## Task instructions
Below are the records; copy every line in them that holds the string "true".
# # # # #
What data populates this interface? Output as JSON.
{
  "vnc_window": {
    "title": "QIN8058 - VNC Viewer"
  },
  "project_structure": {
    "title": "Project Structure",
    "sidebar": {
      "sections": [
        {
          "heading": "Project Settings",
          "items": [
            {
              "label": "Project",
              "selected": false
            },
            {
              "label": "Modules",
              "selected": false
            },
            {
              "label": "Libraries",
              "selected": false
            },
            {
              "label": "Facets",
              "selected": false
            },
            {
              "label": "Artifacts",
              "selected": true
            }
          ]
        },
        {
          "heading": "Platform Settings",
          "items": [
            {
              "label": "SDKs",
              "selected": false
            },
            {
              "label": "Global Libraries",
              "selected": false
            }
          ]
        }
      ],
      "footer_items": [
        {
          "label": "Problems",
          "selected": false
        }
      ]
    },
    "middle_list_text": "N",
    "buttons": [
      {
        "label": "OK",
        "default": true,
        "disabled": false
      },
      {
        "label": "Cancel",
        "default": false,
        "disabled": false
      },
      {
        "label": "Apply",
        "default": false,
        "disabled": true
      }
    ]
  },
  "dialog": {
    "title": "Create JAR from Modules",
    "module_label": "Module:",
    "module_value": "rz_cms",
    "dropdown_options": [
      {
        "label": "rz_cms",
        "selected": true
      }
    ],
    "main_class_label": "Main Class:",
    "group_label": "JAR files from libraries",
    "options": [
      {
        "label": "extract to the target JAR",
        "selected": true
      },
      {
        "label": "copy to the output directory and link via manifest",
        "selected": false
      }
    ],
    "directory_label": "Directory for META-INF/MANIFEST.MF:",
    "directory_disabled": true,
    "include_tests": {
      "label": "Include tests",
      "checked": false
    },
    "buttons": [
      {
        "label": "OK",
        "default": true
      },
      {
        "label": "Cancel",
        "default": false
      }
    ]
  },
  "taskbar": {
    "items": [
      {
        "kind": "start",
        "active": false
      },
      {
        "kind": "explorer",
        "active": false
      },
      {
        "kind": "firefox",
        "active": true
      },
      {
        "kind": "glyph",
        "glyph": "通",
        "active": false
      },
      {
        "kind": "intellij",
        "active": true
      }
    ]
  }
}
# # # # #
## Result below
              "selected": true
        "default": true,
        "disabled": true
        "selected": true
        "selected": true
    "directory_disabled": true,
        "default": true
        "active": true
        "active": true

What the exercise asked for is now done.